Having said that, I think the graph (and implied interpretation) is a little unfair because of how Britain's experience during the interwar period differed significantly from that of the US.
While the US economy went pretty suddenly from the "roaring 20's" to the depression, the UK economy was already in bad shape throughout the 1920's, which I believe can be primarily attributed to the attempt to resume the gold standard at the pre-war parity (the infamous "Norman [Montagu] Conquest of $4.86"/ "Economic Consequences of Mr. Churchill") and the 1930's was just a further deterioration of an already dismal situation.
For comparison, here's the US (red) and UK (blue) unemployment rates over the past several years:
*Since this is just a quick blog post, I haven't dug into the technical differences between various unemployment data series, but I'm pretty sure they would all show similar trends, if not exact levels.
Update (1/30): In his column today, Krugman writes:
O.K., about those caveats: On one side, British unemployment was much higher in the 1930s than it is now, because the British economy was depressed — mainly thanks to an ill-advised return to the gold standard — even before the Depression struck.
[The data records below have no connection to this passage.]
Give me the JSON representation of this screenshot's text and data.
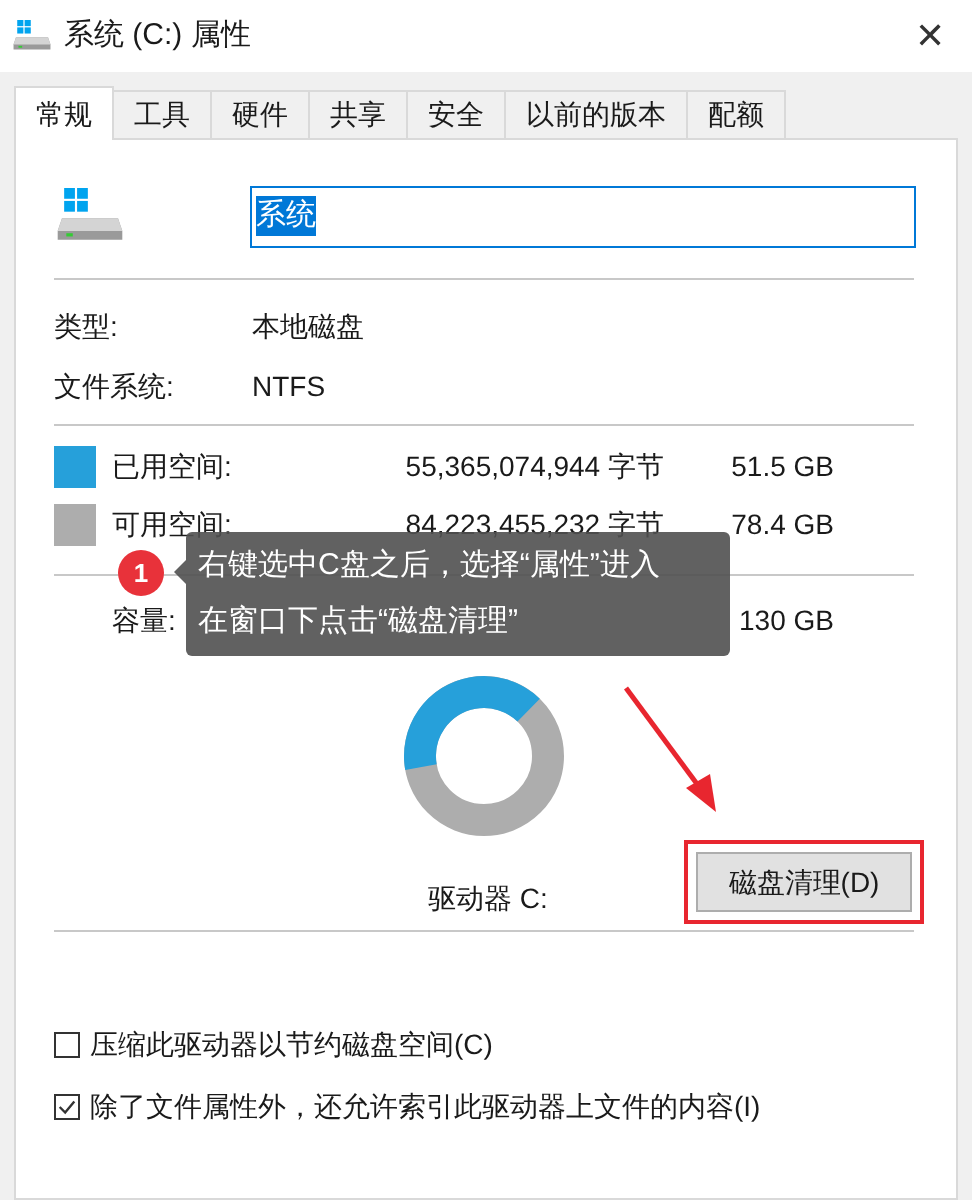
{
  "window": {
    "title": "系统 (C:) 属性",
    "close": "✕"
  },
  "tabs": [
    {
      "label": "常规",
      "selected": true
    },
    {
      "label": "工具",
      "selected": false
    },
    {
      "label": "硬件",
      "selected": false
    },
    {
      "label": "共享",
      "selected": false
    },
    {
      "label": "安全",
      "selected": false
    },
    {
      "label": "以前的版本",
      "selected": false
    },
    {
      "label": "配额",
      "selected": false
    }
  ],
  "drive_name": {
    "value": "系统"
  },
  "info": [
    {
      "label": "类型:",
      "value": "本地磁盘"
    },
    {
      "label": "文件系统:",
      "value": "NTFS"
    }
  ],
  "space": [
    {
      "label": "已用空间:",
      "bytes": "55,365,074,944 字节",
      "size": "51.5 GB",
      "color": "#26a0da"
    },
    {
      "label": "可用空间:",
      "bytes": "84,223,455,232 字节",
      "size": "78.4 GB",
      "color": "#adadad"
    }
  ],
  "capacity": {
    "label": "容量:",
    "size": "130 GB"
  },
  "usage_ring": {
    "level": 0.4
  },
  "drive_label": "驱动器 C:",
  "cleanup_button": {
    "label": "磁盘清理(D)",
    "highlighted": true
  },
  "options": [
    {
      "label": "压缩此驱动器以节约磁盘空间(C)",
      "checked": false
    },
    {
      "label": "除了文件属性外，还允许索引此驱动器上文件的内容(I)",
      "checked": true
    }
  ],
  "annotation": {
    "step": "1",
    "lines": [
      "右键选中C盘之后，选择“属性”进入",
      "在窗口下点击“磁盘清理”"
    ]
  }
}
On the other side, Britain had a notably mild Depression compared with the United States.